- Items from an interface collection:
=-=-=-=-=

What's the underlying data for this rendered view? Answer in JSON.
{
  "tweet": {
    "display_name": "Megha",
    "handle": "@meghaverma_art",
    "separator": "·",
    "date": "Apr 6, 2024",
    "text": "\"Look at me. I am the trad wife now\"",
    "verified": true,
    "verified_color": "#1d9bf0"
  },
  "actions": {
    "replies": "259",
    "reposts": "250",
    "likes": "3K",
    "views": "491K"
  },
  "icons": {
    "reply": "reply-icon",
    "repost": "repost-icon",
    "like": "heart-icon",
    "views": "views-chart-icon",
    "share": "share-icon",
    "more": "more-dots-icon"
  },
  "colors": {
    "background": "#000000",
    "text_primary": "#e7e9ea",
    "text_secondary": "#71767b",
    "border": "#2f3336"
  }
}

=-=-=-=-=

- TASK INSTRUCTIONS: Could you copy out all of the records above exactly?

- ANSWER TO THE EXERCISE:
What's the underlying data for this rendered view? Answer in JSON.
{
  "tweet": {
    "display_name": "Megha",
    "handle": "@meghaverma_art",
    "separator": "·",
    "date": "Apr 6, 2024",
    "text": "\"Look at me. I am the trad wife now\"",
    "verified": true,
    "verified_color": "#1d9bf0"
  },
  "actions": {
    "replies": "259",
    "reposts": "250",
    "likes": "3K",
    "views": "491K"
  },
  "icons": {
    "reply": "reply-icon",
    "repost": "repost-icon",
    "like": "heart-icon",
    "views": "views-chart-icon",
    "share": "share-icon",
    "more": "more-dots-icon"
  },
  "colors": {
    "background": "#000000",
    "text_primary": "#e7e9ea",
    "text_secondary": "#71767b",
    "border": "#2f3336"
  }
}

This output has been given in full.